Kamala Harris talked up a "bold and vibrant" Joe Biden when asked on Wednesday morning about his age in relation to his fitness to be president - as expectation builds that the 80-year-old will run for the White House again in 2024.
The US vice president attacked Republican "theatrics" during Biden's strong performance at his state of the union speech on Tuesday night. Biden has yet to declare if he will run for a second term - or whether Harris will be his companion on the ticket again if he does - but his speech appeared to strengthen the chances of that, as did her upbeat interview.
Harris touted the administration's bipartisan successes, in an interview with ABC's Good Morning America early Wednesday, shortly after Biden tweeted, "What a night, VP" with a picture of him shaking the hand of a beaming Harris after the speech.
The president, who will be two weeks shy of his 82nd birthday at the time of the next election, has said he will announce his decision early this year.
"Age is more than a chronological fact, to be very frank with you," Harris told interviewer George Stephanopoulos.
"It's about thinking about whether we have in our leader, which we do in Joe Biden, somebody who is bold. What he has achieved in this presidency only two years in is historic in terms of the investment in infrastructure … I think you will see that we have a very bold and vibrant president in Joe Biden," she said.
She acknowledged, however, when asked about Biden's languishing approval ratings, that "people are still hurting in America" as a result of the deadly coronavirus pandemic and economic challenges, including high inflation.
"A lot of good work has happened but more work needs to be done. There's no doubt about that," she said.
Harris took a swipe at the unruly conduct of some Republicans in the chamber, including the extremist but increasingly-influential Georgia congresswoman Marjorie Taylor Greene shouting "liar" at Biden as he spoke.
"I think that there's a bit of what happens in that room, sadly, that it's about theatrics. But when you talk about the substantive work, I think we've seen some success in terms of bipartisan work.
"Look at what we did together. It was bipartisan in terms of dealing with gun safety laws, the first time in decades, where we had any meaningful federal legislation in that regard. So the president, it's his nature, and it's his commitment to the American people to work across the aisle. That's not going to stop even if some people are cynical about it."

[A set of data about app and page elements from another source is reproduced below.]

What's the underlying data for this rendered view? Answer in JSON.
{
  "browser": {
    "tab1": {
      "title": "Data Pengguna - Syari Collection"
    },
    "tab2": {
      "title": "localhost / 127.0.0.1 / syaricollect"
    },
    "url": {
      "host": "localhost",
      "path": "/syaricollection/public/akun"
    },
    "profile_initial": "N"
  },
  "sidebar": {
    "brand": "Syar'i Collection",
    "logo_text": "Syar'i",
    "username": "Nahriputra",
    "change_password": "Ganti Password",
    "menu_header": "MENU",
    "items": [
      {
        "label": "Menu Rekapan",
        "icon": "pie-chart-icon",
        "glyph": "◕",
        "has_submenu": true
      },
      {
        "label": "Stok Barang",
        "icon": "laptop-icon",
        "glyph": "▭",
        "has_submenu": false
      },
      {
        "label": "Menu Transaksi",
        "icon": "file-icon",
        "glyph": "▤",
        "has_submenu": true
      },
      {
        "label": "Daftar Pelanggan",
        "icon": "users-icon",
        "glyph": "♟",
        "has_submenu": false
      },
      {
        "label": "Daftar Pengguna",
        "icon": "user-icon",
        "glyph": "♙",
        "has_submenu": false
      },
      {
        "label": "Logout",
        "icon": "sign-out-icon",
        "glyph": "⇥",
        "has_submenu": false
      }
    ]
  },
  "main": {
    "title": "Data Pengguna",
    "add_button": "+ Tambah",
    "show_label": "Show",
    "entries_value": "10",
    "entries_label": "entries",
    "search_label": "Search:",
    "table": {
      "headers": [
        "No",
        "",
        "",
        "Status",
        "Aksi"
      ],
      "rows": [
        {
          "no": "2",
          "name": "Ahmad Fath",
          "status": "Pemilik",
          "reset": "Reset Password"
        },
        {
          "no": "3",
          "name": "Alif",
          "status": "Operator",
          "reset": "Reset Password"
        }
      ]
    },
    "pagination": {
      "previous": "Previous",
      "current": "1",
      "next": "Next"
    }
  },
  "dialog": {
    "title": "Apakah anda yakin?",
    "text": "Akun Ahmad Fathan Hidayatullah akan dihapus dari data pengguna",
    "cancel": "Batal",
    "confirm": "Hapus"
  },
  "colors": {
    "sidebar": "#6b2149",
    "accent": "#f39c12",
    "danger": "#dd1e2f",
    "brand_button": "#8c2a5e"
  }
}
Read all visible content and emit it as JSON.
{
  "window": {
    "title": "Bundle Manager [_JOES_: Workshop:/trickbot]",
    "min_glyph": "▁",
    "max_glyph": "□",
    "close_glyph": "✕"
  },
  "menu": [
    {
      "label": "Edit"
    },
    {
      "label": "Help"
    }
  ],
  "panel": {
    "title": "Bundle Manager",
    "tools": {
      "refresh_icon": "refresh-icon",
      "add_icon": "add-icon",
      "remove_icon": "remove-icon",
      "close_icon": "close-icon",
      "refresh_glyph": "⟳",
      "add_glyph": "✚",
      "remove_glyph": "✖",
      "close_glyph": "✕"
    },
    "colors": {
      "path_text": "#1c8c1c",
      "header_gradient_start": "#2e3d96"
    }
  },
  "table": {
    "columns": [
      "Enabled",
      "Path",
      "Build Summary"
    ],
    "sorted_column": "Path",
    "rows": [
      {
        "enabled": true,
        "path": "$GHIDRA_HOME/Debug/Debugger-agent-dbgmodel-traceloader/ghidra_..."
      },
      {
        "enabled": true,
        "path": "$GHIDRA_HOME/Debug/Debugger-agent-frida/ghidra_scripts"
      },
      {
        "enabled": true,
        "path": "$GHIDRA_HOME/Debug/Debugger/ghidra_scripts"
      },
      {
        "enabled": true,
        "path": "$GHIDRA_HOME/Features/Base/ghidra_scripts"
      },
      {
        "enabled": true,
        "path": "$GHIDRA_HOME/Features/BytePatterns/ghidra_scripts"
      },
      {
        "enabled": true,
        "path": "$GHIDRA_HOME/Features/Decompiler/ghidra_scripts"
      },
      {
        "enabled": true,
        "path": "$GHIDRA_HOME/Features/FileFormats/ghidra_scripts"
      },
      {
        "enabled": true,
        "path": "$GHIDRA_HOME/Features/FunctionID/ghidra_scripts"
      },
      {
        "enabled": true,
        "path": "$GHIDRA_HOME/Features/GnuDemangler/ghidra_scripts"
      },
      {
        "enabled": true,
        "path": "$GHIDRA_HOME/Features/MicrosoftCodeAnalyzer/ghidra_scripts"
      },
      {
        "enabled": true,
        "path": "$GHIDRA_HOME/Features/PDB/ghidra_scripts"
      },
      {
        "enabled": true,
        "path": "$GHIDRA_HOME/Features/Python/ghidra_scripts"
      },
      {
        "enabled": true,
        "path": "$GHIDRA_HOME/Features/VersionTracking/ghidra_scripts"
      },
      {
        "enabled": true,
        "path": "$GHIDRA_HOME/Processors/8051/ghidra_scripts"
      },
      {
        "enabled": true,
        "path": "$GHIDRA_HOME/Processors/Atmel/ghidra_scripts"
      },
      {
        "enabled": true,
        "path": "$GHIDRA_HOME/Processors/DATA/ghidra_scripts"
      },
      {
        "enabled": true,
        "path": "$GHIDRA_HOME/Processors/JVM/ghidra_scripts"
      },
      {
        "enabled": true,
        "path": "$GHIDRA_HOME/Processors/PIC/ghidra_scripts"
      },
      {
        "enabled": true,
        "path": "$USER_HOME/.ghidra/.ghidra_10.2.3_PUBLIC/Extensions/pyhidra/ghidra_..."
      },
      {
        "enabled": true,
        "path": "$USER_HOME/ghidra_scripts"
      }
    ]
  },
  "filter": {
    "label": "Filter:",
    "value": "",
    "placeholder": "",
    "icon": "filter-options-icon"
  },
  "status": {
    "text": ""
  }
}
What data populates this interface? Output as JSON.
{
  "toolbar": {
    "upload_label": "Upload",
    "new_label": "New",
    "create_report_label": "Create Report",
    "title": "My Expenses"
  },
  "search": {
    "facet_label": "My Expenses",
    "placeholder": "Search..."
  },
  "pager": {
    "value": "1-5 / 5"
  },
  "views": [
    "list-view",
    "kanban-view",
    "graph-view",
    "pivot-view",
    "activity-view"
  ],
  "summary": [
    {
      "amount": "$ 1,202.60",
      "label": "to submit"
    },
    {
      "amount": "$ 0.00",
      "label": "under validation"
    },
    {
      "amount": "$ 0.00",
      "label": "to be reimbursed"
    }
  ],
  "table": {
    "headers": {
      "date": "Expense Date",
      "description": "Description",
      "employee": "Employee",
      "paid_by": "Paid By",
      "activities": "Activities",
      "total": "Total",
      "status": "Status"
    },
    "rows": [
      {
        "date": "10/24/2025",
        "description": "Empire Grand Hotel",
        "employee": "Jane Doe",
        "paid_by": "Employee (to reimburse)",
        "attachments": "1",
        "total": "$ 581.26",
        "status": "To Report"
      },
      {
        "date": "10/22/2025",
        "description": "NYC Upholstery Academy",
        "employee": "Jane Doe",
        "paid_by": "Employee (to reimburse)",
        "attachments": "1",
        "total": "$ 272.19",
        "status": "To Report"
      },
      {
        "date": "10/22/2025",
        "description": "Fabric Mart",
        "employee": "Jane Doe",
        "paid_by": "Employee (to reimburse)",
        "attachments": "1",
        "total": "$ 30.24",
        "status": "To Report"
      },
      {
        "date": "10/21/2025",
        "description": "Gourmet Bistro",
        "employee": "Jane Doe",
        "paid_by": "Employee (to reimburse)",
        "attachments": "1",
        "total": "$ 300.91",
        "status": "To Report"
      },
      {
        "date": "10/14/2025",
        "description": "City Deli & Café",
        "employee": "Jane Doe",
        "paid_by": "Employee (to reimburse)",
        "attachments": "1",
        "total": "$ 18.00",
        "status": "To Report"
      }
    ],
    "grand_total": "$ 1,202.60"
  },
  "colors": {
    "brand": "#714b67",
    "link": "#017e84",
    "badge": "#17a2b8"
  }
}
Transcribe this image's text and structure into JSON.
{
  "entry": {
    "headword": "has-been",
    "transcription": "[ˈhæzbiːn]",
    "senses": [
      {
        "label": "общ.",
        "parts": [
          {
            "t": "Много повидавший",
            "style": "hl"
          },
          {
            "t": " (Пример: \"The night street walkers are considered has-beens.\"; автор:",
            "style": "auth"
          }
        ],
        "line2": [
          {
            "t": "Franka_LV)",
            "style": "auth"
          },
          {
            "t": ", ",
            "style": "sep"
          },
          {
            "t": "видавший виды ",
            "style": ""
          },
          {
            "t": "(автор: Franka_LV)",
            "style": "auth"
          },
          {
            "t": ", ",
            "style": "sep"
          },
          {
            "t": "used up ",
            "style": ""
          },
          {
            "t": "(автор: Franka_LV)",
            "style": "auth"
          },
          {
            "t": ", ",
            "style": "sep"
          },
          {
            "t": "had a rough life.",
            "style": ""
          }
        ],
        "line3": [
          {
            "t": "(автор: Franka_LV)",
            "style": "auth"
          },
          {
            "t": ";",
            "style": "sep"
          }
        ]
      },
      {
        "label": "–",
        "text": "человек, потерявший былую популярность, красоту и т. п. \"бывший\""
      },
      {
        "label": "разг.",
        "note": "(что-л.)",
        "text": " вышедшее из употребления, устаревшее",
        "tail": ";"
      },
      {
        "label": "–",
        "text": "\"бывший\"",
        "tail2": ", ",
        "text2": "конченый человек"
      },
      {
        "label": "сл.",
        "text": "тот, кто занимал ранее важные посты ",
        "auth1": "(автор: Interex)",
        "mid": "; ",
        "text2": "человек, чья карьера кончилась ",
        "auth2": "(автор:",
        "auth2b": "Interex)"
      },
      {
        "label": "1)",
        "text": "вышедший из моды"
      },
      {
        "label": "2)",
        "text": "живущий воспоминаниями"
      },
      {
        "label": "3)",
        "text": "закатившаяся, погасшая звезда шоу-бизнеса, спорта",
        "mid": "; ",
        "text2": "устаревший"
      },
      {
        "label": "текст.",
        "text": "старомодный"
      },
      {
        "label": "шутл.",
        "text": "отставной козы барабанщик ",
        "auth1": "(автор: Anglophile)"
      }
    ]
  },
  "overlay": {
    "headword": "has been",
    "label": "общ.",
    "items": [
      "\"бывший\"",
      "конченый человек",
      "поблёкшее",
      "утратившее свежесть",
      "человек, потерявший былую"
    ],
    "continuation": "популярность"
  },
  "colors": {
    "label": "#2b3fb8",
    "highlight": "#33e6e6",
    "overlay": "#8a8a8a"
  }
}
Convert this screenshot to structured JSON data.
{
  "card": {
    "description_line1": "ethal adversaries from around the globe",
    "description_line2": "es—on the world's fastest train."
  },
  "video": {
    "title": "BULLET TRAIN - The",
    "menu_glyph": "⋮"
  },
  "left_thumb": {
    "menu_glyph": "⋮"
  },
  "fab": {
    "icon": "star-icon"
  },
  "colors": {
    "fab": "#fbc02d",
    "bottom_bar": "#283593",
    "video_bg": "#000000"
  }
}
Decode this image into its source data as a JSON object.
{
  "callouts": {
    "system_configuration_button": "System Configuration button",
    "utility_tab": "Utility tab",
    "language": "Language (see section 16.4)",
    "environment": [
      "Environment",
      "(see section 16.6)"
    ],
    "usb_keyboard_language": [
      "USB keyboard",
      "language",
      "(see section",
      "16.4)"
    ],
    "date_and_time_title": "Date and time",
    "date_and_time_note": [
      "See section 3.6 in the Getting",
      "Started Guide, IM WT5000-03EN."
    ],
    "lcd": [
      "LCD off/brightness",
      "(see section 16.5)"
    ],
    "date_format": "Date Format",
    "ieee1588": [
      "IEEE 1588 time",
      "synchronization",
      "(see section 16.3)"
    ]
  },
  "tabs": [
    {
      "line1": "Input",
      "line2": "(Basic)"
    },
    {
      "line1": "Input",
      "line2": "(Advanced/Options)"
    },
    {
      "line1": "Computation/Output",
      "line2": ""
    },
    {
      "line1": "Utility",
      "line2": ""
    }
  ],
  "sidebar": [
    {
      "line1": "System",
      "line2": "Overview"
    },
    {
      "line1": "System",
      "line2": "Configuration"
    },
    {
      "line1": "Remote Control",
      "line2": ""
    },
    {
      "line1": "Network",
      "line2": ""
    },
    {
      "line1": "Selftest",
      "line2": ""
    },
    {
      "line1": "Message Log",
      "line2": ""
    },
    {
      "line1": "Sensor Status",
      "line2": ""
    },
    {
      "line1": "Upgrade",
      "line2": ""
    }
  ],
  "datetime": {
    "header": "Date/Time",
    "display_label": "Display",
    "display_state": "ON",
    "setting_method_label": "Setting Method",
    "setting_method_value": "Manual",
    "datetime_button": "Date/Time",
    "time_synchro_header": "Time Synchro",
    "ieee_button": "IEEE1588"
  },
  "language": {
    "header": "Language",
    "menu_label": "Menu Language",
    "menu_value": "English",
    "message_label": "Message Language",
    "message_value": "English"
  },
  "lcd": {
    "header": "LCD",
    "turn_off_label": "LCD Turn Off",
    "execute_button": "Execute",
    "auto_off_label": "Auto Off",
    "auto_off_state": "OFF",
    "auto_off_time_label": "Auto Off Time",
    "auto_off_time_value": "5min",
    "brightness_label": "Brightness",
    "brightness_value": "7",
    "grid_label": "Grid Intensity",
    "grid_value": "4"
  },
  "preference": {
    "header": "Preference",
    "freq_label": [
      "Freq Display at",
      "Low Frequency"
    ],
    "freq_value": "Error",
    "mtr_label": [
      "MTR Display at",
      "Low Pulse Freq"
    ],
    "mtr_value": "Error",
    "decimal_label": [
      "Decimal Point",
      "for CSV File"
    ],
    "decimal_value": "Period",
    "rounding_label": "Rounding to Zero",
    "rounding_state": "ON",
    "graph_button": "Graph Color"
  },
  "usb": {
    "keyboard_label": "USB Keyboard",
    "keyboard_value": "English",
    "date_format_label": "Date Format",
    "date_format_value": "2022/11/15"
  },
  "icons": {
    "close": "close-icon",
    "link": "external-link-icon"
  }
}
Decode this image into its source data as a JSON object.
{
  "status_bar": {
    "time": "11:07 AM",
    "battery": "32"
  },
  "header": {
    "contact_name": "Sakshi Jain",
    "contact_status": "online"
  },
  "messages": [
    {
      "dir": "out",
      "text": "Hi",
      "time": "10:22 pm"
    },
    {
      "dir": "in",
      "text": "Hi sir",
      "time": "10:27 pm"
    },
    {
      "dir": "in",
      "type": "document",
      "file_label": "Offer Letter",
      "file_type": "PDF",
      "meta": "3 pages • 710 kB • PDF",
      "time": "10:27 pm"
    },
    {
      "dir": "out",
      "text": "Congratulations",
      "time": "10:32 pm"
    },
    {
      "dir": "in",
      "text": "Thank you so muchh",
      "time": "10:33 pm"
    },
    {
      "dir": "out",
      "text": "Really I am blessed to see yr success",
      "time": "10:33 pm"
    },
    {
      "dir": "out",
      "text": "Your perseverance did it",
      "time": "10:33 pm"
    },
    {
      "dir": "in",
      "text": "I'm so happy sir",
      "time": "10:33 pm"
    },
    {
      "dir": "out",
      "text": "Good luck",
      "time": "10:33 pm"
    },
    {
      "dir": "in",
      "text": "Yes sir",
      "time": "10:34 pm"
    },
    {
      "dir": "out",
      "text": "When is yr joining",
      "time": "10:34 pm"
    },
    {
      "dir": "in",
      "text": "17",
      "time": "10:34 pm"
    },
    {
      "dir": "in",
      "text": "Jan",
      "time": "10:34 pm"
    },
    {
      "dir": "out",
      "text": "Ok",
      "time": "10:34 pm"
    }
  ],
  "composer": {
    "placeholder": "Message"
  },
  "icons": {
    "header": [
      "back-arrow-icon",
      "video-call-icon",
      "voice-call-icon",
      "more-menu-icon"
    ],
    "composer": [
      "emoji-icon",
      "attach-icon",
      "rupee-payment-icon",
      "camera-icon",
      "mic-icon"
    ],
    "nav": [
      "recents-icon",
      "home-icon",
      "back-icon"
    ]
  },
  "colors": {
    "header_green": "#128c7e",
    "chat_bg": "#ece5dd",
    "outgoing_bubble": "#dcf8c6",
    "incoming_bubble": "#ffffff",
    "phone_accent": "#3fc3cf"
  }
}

Harris expanded on the heckling in a subsequent interview on CBS Mornings: "Sadly, there tends to be a theatrical element to the evening as time has gone on," she said.
"But I think the president was in command, and he was focused on the American people, as opposed to the gamesmanship that was being played in the room."
Stronger condemnation came on Wednesday from congressmen of both parties. South Carolina Democrat James Clyburn told CNN's This Morning that Republican speaker Kevin McCarthy's efforts to quell his caucus fell on deaf ears.
"I understand that he did say something to them about it. And they didn't listen. When you're dealing with kindergartners it's kind of hard to get them to listen," he said.
Montana Republican Ryan Zinke was also unhappy at the raucousness.
"I was born and raised to be a gentleman, and he is my president," he told the same program.